When I moved to China in the fall of 2016, Beijing was experiencing one of its worst years on record for air pollution. Most of my memories from that first semester here are of hazy, dusty streets, white masks turned gray from particulate matter originating in coal-fired power plants in Hebei Province, sputum on the streets. Given the lack of sun and fresh air (along with a decaying relationship and a demoralizing work environment), I grew extremely depressed. I experienced panic attacks on a weekly, and sometimes daily, basis, and my general anxiety about my life’s direction left me constantly shaken.
One of the few bright spots from that first year was when I visited the Lama Temple, the most notable of Beijing’s Buddhist temples. The incense, the quiet, the focus on individual spiritual practice and choice sat well with my tormented mind. Christianity’s often cold and distant view of God was not the medicine I so desperately needed at that point in my life. Rather, it was the Buddha’s teaching of letting go of our attachment to this life, of freeing ourselves from our self-imposed cycles of suffering and oppression that I so desperately needed to hear. As I discuss in my blog post from last Lent, God longs for us to experience His divine transcendence, even if that needs to happen in the sacred space of another faith. Below is the account I recorded on that first visit to the Lama Temple- join me as I journey back and spin the prayer wheels once more here at the Pilgrimage to Somewhere.

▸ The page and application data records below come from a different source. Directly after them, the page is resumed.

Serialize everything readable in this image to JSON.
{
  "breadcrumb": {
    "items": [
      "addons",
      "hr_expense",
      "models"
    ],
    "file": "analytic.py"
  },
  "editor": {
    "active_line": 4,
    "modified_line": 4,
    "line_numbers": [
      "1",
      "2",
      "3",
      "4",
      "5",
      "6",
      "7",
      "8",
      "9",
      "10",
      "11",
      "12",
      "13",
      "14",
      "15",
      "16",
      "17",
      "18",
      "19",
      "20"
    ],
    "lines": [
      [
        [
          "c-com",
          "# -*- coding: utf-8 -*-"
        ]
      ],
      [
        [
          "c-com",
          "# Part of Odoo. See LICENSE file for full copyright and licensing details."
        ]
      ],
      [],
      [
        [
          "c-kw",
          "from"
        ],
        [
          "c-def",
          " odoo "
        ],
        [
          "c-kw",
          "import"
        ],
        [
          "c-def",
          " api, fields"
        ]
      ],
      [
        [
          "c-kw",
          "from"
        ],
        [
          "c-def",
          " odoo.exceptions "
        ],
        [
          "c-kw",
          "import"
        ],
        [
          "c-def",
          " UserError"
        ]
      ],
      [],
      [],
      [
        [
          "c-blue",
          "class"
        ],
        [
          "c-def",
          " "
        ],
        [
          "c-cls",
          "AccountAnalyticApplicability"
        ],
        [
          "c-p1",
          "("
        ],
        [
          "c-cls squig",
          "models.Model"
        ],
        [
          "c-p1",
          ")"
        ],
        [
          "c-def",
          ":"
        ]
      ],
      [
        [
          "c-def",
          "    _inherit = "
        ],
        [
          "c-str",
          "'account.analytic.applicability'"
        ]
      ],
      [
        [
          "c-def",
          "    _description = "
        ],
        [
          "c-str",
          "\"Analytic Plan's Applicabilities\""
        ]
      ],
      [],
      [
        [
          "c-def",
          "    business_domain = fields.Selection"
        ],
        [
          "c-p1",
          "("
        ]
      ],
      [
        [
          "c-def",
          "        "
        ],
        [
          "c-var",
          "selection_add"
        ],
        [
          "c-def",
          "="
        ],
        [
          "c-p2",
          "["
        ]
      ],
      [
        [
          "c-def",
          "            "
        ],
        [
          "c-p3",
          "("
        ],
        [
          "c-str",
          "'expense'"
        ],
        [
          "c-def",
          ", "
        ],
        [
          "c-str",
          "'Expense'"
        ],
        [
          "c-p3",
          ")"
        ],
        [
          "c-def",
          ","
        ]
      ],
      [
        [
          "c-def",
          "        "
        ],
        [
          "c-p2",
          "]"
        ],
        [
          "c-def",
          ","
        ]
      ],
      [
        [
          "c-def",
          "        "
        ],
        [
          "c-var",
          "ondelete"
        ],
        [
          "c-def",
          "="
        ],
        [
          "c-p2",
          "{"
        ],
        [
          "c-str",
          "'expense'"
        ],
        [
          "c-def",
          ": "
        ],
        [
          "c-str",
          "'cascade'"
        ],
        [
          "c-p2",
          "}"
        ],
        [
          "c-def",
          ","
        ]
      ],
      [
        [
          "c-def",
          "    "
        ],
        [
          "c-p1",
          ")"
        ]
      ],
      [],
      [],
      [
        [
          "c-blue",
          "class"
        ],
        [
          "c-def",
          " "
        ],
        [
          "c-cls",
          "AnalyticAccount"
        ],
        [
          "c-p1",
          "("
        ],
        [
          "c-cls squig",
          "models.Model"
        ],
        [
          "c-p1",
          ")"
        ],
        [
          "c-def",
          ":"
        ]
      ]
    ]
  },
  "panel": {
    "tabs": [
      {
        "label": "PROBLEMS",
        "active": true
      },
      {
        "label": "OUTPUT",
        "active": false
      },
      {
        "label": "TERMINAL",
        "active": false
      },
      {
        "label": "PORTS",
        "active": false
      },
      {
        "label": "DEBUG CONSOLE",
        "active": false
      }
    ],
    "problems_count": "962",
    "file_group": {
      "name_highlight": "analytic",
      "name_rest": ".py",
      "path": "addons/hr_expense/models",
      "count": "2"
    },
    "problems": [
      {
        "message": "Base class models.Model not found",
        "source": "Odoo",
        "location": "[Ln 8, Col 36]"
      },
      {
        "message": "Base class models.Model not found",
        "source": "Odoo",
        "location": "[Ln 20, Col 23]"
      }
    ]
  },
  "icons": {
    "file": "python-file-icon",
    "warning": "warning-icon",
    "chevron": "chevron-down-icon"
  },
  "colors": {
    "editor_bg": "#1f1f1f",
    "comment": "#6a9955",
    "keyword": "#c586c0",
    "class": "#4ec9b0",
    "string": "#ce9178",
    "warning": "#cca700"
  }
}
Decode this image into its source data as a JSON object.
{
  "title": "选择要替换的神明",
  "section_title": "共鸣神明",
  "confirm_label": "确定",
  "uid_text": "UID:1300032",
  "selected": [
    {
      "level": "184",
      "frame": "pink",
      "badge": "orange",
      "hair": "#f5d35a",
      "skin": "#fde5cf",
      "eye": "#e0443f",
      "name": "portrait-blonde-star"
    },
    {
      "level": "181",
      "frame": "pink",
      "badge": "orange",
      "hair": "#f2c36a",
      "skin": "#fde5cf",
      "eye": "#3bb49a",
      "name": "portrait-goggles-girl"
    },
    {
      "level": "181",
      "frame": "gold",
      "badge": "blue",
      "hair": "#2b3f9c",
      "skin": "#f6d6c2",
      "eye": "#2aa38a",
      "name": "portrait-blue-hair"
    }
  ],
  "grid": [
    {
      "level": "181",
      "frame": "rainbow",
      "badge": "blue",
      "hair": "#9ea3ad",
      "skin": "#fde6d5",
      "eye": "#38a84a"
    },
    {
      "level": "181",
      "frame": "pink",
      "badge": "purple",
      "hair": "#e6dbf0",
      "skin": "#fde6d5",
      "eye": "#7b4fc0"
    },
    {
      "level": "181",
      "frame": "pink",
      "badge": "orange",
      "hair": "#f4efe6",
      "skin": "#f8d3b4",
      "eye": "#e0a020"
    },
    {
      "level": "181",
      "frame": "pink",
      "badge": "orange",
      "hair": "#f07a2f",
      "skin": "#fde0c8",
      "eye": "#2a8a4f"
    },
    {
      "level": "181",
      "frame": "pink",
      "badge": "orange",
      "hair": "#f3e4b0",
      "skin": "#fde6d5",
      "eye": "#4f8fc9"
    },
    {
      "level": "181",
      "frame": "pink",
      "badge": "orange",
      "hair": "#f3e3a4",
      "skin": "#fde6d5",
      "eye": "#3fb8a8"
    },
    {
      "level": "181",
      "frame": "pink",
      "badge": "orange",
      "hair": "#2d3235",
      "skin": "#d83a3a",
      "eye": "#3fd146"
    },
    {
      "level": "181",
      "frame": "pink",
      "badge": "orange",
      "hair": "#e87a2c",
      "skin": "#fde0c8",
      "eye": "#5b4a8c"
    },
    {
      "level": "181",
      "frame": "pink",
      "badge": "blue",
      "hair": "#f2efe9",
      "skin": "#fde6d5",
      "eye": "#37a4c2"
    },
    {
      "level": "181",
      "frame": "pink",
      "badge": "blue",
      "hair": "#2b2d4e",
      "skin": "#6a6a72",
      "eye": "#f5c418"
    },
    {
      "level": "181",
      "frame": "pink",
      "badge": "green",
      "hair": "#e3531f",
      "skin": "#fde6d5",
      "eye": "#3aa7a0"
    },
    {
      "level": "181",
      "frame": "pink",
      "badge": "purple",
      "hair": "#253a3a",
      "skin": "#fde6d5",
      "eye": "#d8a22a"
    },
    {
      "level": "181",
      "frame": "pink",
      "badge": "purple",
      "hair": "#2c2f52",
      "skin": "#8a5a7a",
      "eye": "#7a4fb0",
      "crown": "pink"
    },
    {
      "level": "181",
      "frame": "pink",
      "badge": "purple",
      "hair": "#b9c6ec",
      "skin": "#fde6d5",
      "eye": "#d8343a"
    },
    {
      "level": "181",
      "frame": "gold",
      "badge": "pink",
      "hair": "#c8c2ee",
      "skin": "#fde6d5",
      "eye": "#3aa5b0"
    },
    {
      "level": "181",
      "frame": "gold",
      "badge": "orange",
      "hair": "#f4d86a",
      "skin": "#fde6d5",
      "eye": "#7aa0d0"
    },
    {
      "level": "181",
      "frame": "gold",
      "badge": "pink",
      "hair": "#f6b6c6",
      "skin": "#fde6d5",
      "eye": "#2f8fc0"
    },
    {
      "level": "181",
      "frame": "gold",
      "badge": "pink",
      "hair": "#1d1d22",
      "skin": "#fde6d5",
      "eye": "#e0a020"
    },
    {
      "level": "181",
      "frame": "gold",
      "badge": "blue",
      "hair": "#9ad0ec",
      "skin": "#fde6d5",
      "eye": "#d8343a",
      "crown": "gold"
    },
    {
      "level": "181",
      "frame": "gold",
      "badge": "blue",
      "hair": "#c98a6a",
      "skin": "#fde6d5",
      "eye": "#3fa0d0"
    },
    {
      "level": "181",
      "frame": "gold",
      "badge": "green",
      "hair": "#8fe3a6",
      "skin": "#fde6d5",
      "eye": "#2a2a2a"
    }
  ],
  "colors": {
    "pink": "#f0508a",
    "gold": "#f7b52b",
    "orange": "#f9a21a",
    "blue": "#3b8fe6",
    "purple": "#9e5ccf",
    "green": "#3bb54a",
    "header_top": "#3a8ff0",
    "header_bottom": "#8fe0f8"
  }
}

“I wandered into the Lama Temple today after having completed some bureaucratic exercises- the sheer oddness of the place struck me. I’m used to stained glass, elegance in simplicity, or, should I be in Spain or Italy, elegance in grandiosity. This temple was neither; rather, it was foreign yet holy, spiritual yet worldly. Much like its Christian counterparts, gold leaf covered the Buddha in similar fashion as we Catholics cover the Virgin. The lack of a defined preaching space was interesting and – dare I say it – captivating. In its place were incense and padded kneelers, prayer wheels and a meditation pavilion, flocks of laity and saffron-robed monks, all bowing three times to the North, the South, the East, and the West.
As you enter the first courtyard, the nose is overcome with smoke, the eyes with great clouds of billowing white. I find it rather beautiful that the Buddha would prefer smoke to pulpits, kneelers to pews, and wide open sky to a vaulted ceiling. Continuing on with my incense now lit, it became clearer to me that this was more a personal rather than a corporate faith. In the West, we are often taught that those in the ‘East’ value the collective over the individual, yet, what I was witnessing seems to run counter to that generalization. Young, old, Chinese, foreign, all coming forward, wandering forward, incense and prayers in hand and heart, each one offering their specific plea, their unique prayer, their wonderfully individualistic experience of the divine. Although I do not know the Buddha well nor his teachings, I am certain that his gregarious smile reveals his good heartedness towards a wavering Catholic boy with a penchant for good sex and even better liturgy. “
Dear Buddha, keep on smiling. Who knows, maybe I’ll sit with you a while under the banyan tree and see what I can learn. I’ve always wanted to be enlightened.